Jose Núñez, WHO officer in charge of global organ transplantation, told the Global Times that they received the report produced by Lavee, and it was sent to them repeatedly twice a week. "But we didn't respond," said Núñez, noting that China has already provided efficient data with Global Observatory on Donation and Transplantation.
Núñez said there's nothing to cast doubt on China's data, those data are efficient. "So anything that comes from the magazine or the scientific journal is just his or her opinion," he said.
Bjorn Nashan, former president of German Transplantation Society and now working at First Affiliated Hospital, University of Science and Technology of China in East China's Anhui Province, referred to Lavee's paper as "scientific misconduct," saying that if the authors have questions about Chinese data, they should first of all ask China to provide such data, but they did not.

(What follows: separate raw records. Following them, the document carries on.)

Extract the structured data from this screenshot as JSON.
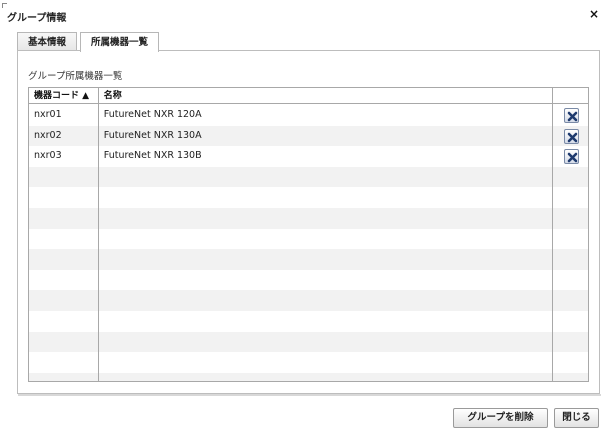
{
  "dialog": {
    "title": "グループ情報",
    "close_symbol": "×"
  },
  "tabs": [
    {
      "label": "基本情報",
      "active": false
    },
    {
      "label": "所属機器一覧",
      "active": true
    }
  ],
  "section_label": "グループ所属機器一覧",
  "table": {
    "headers": [
      "機器コード ▲",
      "名称",
      ""
    ],
    "rows": [
      {
        "code": "nxr01",
        "name": "FutureNet NXR 120A"
      },
      {
        "code": "nxr02",
        "name": "FutureNet NXR 130A"
      },
      {
        "code": "nxr03",
        "name": "FutureNet NXR 130B"
      },
      {
        "code": "",
        "name": ""
      },
      {
        "code": "",
        "name": ""
      },
      {
        "code": "",
        "name": ""
      },
      {
        "code": "",
        "name": ""
      },
      {
        "code": "",
        "name": ""
      },
      {
        "code": "",
        "name": ""
      },
      {
        "code": "",
        "name": ""
      },
      {
        "code": "",
        "name": ""
      },
      {
        "code": "",
        "name": ""
      },
      {
        "code": "",
        "name": ""
      },
      {
        "code": "",
        "name": ""
      }
    ]
  },
  "buttons": {
    "delete_group": "グループを削除",
    "close": "閉じる"
  },
  "icons": {
    "row_delete": "x-delete-icon",
    "dialog_close": "close-icon"
  },
  "colors": {
    "row_alt": "#f2f2f2",
    "border": "#a8a8a8",
    "delete_icon": "#1e3a6e"
  }
}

But working here in China since 2016, Nashan said his Chinese patients have various ways of getting advise on organ transplantation. But he was never aware there are secret Chinese hospitals performing illegal forced organ retriaval; and such rumors were being circulated only outside China by those who never visited China.
Except from fabricating rumors about China's organ donation and transplantation achievements, anti-China forces also tried to harass foreign experts; for instance, they tries to stop them from visiting China, and prevented them from voicing support for China in this field.

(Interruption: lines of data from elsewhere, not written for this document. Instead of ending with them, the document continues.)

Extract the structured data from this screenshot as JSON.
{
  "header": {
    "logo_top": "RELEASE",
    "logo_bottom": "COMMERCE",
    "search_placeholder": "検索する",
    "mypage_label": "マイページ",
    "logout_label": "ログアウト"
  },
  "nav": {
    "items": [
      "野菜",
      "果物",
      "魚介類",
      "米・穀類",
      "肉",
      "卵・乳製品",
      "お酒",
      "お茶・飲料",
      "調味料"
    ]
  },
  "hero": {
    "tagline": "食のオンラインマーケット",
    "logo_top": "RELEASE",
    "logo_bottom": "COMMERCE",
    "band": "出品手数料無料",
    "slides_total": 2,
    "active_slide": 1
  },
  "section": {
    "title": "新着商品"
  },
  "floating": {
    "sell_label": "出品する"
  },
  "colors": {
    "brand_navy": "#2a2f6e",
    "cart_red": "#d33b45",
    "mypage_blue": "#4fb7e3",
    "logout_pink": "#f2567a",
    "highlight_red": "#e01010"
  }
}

Campbell Fraser, a professor with Griffith University, told the Global Times that anti-China forces "tried three times to stop me from coming to China, they made representations to my university to stop me. But all they did just made me want to come to China more."

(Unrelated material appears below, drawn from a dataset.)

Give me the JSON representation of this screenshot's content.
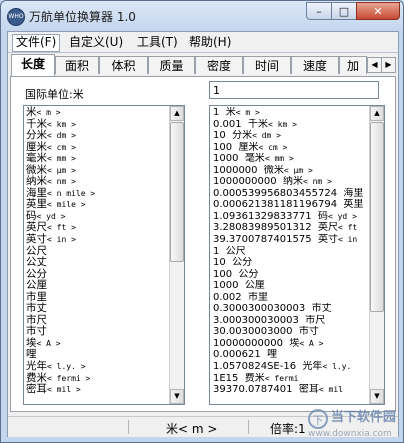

Fraser said that China's organ donation and transplantation work aims at saving lives, a deity duty that people of the anti-China forces don't really care about. He also urged transplantation specialists worldwide to pluck up and resist anti-China forces, so international cooperation on organ donation and transplantation could be enhanced.
"Chinese model" praised worldwide
Huang said that those malicious attacks also proved that China's organ donation and transplantation work is achieving great success worldwide; otherwise, no one would bother to attack it.
According to the latest data, from 2015 to 2018, the number of organ donations completed in China each year was 2766、4080、5146、6302 each year, with a rapid growth, and the number of organ donations in 2018 ranked second in the world.
Since the establishment of the green channel for organ transportation three years ago, the transfer time of organs has been shortened by an average of 1 to 1.5 hours, the overall organ sharing rate in China has increased by 7.3%. The utilization rate of organs has increased by 6.7%. The sharing distance of donated organs has been greatly expanded, and thousands of patients with end-stage organ failure have been cured.
The Chinese express was praised by participants during the conference. Núñez, WHO Representative, told the meeting: "China's organ transplant reform has achieved remarkable results in a short period of time, and China's experience can serve as a model for the entire Asian region and the world."
"The biggest feature of the Chinese experience in organ transplantation is the strong support from the Chinese government, which is an example that many countries should follow." These words were from Francis Delmonico, Chairman of organ transplantation task force of WHO.
Huang vowed that in 2021, China will became one of the biggest countries on organ donation and transplantation. To achieve that goal, there's yet something to be done, said Huang.
He noted that it is important to raise people's awareness on organ donation and transplantation. Because China's reform in this field still remain unknown for many people.
Huang also said that China is completing its legal system on organ donation and transplantation; and hopefully a revised law will come out next year.
He also said that at the key point of our organ donation and transplantation development, government departments should form better coordination to enhance law-enforcement, consolidate our efforts and dismiss outside rumors.